New York, 1983: a decayed monster slowly regaining life
True: the Lower East Side still looks like a battle ground,
42nd Street is still lined with porn shops
Bums still sleep on the curbs in the Bowery
But look! There’s art everywhere, though not everyone recognizes it.
Art to wear, to lean against, to walk on, to wallow in
I’m even sitting on some.
It covers abandoned buildings and billboards, junked cars in Alphabet City.
There are SAMO tags on St. Marks and aliens on the benches in Tompkins Square.
Mostly, I’m struck by the babies
Radiant babies in subway stations,
Along with barking dogs, flying saucers, televisions with arms and legs
It’s funny, cartoonish – just doodles
Primitive drawings in modern caves,
Backdrop for the city soundtrack:
Angry young punks, New Wave poseurs, art school poets
Screaming, rapping, howling, defacing the status quo.
Childish art precociously tackling racism, religion, greed
Here’s an ugly 4-letter word: AIDS
The cancer no one talks about
It will eventually take the father
But your babies continue to radiate with undimmed energy
Artist Keith Haring was just starting his climb to fame and fortune in New York in 1981, only two years before I arrived in Boston. Back then, you could hop on People Express Airlines for $25 at 6:00 in the morning, and be in Manhattan in just a couple of hours. The first time I made this trip was in 1983. I’d like to be able to say I was a hip insider of the downtown art/music scene, but the truth is, I was a wide-eyed Iowan with no knowledge of Keith Haring, the Mudd Club, or any of the other happening stuff.
Who was Samo? It was Jean-Michel Basqiat, who was about to become the art world’s favorite bad boy. The aliens were the creation of Kenny Scharf.

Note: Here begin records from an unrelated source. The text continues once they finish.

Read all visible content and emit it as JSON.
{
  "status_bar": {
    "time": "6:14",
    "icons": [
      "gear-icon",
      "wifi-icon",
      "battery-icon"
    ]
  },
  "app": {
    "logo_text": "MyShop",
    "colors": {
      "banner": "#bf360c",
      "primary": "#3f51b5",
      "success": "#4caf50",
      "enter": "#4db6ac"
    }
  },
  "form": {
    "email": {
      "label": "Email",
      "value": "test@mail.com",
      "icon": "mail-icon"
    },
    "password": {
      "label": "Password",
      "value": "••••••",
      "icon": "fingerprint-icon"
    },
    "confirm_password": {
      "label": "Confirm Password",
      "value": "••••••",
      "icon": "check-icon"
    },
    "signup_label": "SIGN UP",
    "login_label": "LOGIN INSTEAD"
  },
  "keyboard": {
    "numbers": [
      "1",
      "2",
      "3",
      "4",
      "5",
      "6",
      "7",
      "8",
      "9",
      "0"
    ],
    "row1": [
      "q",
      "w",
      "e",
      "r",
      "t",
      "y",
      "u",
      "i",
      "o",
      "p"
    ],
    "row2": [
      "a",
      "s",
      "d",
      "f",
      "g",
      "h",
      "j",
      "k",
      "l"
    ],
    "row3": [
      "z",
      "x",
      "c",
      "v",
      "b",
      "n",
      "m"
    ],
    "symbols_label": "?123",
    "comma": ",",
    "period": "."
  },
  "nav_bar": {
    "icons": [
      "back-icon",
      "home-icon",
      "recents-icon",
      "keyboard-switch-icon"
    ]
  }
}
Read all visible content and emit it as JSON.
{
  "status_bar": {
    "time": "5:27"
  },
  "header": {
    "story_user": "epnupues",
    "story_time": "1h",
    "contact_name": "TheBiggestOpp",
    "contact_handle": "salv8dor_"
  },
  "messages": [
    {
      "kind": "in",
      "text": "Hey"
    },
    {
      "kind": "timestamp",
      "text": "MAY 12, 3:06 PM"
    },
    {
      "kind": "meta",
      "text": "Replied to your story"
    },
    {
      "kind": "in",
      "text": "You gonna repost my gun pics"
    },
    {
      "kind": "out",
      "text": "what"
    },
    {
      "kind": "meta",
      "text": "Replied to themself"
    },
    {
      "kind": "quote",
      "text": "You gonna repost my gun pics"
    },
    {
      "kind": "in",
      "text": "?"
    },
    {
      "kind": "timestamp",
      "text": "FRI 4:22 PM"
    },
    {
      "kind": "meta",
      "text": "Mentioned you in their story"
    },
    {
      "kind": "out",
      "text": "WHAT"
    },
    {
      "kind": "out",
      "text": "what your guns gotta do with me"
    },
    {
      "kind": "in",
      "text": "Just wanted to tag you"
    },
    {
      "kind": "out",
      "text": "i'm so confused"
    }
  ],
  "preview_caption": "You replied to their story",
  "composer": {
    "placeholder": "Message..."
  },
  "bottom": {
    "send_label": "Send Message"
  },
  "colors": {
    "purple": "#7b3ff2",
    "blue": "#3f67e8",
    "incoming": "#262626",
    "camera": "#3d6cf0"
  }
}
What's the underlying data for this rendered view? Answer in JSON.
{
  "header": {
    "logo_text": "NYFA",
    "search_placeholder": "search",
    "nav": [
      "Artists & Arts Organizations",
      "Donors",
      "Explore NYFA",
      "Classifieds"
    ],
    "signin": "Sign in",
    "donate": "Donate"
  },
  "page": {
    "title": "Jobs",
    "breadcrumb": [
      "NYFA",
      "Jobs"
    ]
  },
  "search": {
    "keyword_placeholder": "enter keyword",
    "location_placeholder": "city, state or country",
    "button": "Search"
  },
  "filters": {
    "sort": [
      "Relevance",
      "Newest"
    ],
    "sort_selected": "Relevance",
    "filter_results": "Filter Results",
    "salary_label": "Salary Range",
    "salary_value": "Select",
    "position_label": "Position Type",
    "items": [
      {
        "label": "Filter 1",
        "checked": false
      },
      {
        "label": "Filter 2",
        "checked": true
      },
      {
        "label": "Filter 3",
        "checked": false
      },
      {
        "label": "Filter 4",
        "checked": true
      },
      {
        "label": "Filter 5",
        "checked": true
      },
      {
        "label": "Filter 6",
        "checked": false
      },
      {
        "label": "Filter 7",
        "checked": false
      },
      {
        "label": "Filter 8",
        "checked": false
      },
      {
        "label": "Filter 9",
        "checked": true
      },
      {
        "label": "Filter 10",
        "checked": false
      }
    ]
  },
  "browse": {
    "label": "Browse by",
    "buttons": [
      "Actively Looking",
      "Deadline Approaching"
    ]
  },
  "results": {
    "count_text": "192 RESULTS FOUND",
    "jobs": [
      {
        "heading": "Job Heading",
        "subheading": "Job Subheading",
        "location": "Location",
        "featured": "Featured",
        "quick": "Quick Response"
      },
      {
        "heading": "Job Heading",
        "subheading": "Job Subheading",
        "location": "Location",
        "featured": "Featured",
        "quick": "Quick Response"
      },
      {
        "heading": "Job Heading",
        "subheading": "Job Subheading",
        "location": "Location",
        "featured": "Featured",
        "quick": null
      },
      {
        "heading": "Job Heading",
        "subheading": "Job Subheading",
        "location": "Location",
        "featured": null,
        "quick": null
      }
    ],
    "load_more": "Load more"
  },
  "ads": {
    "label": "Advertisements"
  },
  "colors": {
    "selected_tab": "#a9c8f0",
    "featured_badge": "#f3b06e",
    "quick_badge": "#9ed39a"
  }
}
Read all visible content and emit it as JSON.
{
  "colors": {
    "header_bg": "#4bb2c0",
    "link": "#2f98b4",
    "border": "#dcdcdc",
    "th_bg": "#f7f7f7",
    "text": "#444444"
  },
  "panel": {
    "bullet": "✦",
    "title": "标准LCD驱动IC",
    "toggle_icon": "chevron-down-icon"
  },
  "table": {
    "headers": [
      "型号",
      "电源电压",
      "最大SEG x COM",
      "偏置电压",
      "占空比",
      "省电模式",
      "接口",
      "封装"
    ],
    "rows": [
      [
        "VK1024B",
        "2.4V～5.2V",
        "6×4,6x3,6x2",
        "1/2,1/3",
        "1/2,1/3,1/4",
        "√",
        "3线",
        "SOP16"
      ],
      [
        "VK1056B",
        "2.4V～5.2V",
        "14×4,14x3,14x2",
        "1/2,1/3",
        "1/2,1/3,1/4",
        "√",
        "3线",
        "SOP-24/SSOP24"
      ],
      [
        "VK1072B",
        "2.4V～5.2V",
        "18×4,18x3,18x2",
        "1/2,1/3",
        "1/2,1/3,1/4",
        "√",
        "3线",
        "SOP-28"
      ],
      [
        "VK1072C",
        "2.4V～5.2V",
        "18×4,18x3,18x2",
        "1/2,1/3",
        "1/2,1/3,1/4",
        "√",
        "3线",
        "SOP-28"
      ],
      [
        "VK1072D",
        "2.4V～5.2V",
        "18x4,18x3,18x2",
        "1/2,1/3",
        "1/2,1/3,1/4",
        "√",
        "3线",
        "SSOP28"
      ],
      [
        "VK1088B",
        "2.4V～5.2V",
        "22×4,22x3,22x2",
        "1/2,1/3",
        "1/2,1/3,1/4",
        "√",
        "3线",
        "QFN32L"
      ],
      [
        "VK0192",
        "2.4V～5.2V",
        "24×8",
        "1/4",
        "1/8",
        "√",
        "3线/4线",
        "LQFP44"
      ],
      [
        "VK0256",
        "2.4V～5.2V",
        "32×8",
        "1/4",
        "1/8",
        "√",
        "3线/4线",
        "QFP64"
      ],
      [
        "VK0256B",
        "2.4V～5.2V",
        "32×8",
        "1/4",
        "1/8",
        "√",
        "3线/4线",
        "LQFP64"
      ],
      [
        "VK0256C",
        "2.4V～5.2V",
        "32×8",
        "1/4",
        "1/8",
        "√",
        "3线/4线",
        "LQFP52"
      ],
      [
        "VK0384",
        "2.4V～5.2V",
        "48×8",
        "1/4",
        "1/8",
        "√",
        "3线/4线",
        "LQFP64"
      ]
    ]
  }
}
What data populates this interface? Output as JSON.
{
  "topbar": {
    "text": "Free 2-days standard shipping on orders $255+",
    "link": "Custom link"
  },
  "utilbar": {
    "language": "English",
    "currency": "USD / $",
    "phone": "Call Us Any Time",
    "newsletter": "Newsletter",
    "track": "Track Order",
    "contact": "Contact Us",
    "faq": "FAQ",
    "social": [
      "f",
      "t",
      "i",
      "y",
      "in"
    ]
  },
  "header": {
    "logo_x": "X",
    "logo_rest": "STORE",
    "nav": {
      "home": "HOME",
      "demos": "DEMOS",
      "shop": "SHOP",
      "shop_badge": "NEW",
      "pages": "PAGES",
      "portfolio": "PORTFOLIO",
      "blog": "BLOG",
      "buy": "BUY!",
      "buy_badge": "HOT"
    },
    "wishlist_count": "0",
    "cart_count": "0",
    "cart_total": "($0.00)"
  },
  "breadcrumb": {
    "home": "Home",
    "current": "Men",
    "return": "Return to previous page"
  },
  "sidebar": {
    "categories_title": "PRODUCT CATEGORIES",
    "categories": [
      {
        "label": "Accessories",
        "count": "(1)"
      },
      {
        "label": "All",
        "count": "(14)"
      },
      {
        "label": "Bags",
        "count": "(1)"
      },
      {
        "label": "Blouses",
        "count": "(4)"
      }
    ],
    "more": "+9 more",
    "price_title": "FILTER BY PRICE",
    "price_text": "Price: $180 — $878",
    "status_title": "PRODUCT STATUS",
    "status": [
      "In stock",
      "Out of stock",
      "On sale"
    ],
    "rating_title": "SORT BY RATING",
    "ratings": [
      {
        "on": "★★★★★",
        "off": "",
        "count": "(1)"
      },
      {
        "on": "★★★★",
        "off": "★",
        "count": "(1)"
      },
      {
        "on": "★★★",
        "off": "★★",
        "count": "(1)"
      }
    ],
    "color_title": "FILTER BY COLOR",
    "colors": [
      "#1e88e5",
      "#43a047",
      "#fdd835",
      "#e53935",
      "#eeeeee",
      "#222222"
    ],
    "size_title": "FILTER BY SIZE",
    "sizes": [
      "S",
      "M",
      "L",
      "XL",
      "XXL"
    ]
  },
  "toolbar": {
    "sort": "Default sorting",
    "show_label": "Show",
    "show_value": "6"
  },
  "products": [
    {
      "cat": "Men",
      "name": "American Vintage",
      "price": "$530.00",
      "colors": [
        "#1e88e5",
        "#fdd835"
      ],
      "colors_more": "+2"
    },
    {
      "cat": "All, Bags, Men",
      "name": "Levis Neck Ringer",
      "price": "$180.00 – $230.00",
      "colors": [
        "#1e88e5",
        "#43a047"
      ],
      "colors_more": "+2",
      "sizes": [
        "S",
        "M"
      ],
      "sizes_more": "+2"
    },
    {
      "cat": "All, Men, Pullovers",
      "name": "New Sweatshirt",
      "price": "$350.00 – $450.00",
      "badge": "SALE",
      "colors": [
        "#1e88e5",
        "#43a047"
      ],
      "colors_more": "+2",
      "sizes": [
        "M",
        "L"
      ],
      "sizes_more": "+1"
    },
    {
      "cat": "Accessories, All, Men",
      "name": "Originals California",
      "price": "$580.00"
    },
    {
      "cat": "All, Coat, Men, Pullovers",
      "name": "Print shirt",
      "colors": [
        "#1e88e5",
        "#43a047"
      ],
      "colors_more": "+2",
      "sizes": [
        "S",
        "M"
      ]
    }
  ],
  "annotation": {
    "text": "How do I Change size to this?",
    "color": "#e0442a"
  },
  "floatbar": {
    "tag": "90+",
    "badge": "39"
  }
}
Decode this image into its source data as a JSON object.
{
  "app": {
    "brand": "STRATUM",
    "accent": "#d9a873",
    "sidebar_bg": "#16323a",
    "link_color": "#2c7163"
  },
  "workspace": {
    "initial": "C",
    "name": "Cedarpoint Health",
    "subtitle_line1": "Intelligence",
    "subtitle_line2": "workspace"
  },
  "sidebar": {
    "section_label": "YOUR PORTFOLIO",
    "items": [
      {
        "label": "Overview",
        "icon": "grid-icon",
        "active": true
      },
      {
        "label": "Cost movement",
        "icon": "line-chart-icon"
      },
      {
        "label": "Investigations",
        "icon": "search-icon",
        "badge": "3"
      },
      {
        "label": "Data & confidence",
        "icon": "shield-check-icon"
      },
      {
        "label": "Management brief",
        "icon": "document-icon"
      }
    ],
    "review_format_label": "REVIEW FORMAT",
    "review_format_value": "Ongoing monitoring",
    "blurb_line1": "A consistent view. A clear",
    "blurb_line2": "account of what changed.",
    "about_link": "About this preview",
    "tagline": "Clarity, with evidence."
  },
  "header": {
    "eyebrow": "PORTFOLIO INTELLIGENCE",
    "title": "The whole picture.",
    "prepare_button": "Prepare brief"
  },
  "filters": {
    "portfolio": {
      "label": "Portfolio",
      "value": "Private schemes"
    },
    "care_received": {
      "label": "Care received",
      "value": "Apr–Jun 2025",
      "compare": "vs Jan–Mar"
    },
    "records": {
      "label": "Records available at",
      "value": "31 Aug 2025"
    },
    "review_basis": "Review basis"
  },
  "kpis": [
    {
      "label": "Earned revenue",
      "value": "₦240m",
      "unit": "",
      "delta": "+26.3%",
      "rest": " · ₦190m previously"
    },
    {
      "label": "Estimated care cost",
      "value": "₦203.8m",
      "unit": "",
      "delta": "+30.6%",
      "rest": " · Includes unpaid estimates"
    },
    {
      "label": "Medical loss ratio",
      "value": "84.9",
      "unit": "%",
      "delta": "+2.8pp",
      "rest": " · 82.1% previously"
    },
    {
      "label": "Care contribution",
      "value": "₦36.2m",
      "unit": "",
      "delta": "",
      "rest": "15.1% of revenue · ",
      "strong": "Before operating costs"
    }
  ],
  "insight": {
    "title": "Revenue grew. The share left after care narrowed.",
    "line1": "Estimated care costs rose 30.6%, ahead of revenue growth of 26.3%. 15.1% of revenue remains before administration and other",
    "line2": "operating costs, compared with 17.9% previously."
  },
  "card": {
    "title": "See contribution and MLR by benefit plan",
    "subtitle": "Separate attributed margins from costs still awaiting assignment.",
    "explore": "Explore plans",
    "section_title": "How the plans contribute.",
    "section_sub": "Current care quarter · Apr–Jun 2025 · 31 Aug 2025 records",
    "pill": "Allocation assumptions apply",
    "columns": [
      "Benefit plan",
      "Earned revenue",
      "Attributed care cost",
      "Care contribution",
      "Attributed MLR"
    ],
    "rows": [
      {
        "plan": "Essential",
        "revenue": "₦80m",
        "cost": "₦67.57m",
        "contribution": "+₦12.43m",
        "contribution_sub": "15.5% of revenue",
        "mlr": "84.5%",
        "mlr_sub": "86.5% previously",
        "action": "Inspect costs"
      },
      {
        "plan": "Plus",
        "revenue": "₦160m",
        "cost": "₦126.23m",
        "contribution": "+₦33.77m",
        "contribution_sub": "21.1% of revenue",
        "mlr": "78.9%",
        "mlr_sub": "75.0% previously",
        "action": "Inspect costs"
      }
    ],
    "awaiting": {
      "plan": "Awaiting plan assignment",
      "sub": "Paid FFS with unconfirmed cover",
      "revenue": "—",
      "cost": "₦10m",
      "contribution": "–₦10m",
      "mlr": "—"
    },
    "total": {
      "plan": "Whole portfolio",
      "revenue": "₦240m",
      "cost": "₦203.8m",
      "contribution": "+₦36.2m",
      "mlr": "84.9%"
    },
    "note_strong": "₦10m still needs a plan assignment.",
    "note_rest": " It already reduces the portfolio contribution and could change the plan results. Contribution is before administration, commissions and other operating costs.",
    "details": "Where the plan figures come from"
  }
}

That beautiful sound floating above it all was the unearthly voice of Klaus Nomi, who had already become the first start of the New York New Wave scene to succumb to AIDS.